**The task:** Write each of the records out again exactly.

**Records shown:**
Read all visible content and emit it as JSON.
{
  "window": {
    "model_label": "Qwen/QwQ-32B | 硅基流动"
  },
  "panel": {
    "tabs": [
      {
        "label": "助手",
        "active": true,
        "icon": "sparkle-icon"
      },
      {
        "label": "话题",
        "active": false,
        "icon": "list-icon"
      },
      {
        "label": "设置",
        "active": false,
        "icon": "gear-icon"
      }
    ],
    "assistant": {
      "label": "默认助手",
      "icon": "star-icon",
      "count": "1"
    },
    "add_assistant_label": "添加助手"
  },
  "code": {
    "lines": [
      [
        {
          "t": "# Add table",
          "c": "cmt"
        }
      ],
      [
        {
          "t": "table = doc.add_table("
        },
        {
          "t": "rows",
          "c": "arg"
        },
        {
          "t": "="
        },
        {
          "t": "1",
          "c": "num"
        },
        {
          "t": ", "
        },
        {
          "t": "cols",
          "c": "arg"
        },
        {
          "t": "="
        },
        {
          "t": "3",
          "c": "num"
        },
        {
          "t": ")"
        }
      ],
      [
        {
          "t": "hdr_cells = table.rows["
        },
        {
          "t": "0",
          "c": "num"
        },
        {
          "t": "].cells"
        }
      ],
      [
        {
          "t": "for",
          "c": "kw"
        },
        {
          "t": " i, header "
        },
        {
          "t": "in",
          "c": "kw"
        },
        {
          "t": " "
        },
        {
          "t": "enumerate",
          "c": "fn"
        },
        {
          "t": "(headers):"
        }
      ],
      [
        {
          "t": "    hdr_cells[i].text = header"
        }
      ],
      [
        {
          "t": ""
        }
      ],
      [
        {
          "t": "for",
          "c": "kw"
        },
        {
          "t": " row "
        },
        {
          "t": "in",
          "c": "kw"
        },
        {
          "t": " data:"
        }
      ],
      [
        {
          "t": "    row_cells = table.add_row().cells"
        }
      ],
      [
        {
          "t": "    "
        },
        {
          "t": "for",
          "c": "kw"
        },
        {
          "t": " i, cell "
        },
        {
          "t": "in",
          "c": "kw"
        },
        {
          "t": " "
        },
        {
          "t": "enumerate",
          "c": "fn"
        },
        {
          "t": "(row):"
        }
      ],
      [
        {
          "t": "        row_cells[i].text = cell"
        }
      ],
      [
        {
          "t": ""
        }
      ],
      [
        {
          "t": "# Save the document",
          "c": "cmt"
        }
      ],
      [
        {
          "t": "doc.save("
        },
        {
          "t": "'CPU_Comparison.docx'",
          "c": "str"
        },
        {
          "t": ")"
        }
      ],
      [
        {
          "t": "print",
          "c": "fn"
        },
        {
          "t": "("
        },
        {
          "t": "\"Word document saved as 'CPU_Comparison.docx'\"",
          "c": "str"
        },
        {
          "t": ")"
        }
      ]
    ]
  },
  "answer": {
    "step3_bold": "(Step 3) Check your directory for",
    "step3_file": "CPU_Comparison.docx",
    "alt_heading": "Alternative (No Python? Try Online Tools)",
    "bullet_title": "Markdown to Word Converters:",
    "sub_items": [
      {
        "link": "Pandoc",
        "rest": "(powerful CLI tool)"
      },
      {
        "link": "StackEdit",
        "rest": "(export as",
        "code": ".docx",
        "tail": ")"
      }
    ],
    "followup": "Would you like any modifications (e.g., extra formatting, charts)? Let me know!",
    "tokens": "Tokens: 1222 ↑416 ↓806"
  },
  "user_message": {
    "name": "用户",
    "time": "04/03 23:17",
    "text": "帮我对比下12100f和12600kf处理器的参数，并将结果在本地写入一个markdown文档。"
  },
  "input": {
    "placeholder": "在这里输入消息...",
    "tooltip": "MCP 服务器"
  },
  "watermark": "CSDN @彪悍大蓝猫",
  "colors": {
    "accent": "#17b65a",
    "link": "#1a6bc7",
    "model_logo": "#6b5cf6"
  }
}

**Result of this exercise:**
Read all visible content and emit it as JSON.
{
  "window": {
    "model_label": "Qwen/QwQ-32B | 硅基流动"
  },
  "panel": {
    "tabs": [
      {
        "label": "助手",
        "active": true,
        "icon": "sparkle-icon"
      },
      {
        "label": "话题",
        "active": false,
        "icon": "list-icon"
      },
      {
        "label": "设置",
        "active": false,
        "icon": "gear-icon"
      }
    ],
    "assistant": {
      "label": "默认助手",
      "icon": "star-icon",
      "count": "1"
    },
    "add_assistant_label": "添加助手"
  },
  "code": {
    "lines": [
      [
        {
          "t": "# Add table",
          "c": "cmt"
        }
      ],
      [
        {
          "t": "table = doc.add_table("
        },
        {
          "t": "rows",
          "c": "arg"
        },
        {
          "t": "="
        },
        {
          "t": "1",
          "c": "num"
        },
        {
          "t": ", "
        },
        {
          "t": "cols",
          "c": "arg"
        },
        {
          "t": "="
        },
        {
          "t": "3",
          "c": "num"
        },
        {
          "t": ")"
        }
      ],
      [
        {
          "t": "hdr_cells = table.rows["
        },
        {
          "t": "0",
          "c": "num"
        },
        {
          "t": "].cells"
        }
      ],
      [
        {
          "t": "for",
          "c": "kw"
        },
        {
          "t": " i, header "
        },
        {
          "t": "in",
          "c": "kw"
        },
        {
          "t": " "
        },
        {
          "t": "enumerate",
          "c": "fn"
        },
        {
          "t": "(headers):"
        }
      ],
      [
        {
          "t": "    hdr_cells[i].text = header"
        }
      ],
      [
        {
          "t": ""
        }
      ],
      [
        {
          "t": "for",
          "c": "kw"
        },
        {
          "t": " row "
        },
        {
          "t": "in",
          "c": "kw"
        },
        {
          "t": " data:"
        }
      ],
      [
        {
          "t": "    row_cells = table.add_row().cells"
        }
      ],
      [
        {
          "t": "    "
        },
        {
          "t": "for",
          "c": "kw"
        },
        {
          "t": " i, cell "
        },
        {
          "t": "in",
          "c": "kw"
        },
        {
          "t": " "
        },
        {
          "t": "enumerate",
          "c": "fn"
        },
        {
          "t": "(row):"
        }
      ],
      [
        {
          "t": "        row_cells[i].text = cell"
        }
      ],
      [
        {
          "t": ""
        }
      ],
      [
        {
          "t": "# Save the document",
          "c": "cmt"
        }
      ],
      [
        {
          "t": "doc.save("
        },
        {
          "t": "'CPU_Comparison.docx'",
          "c": "str"
        },
        {
          "t": ")"
        }
      ],
      [
        {
          "t": "print",
          "c": "fn"
        },
        {
          "t": "("
        },
        {
          "t": "\"Word document saved as 'CPU_Comparison.docx'\"",
          "c": "str"
        },
        {
          "t": ")"
        }
      ]
    ]
  },
  "answer": {
    "step3_bold": "(Step 3) Check your directory for",
    "step3_file": "CPU_Comparison.docx",
    "alt_heading": "Alternative (No Python? Try Online Tools)",
    "bullet_title": "Markdown to Word Converters:",
    "sub_items": [
      {
        "link": "Pandoc",
        "rest": "(powerful CLI tool)"
      },
      {
        "link": "StackEdit",
        "rest": "(export as",
        "code": ".docx",
        "tail": ")"
      }
    ],
    "followup": "Would you like any modifications (e.g., extra formatting, charts)? Let me know!",
    "tokens": "Tokens: 1222 ↑416 ↓806"
  },
  "user_message": {
    "name": "用户",
    "time": "04/03 23:17",
    "text": "帮我对比下12100f和12600kf处理器的参数，并将结果在本地写入一个markdown文档。"
  },
  "input": {
    "placeholder": "在这里输入消息...",
    "tooltip": "MCP 服务器"
  },
  "watermark": "CSDN @彪悍大蓝猫",
  "colors": {
    "accent": "#17b65a",
    "link": "#1a6bc7",
    "model_logo": "#6b5cf6"
  }
}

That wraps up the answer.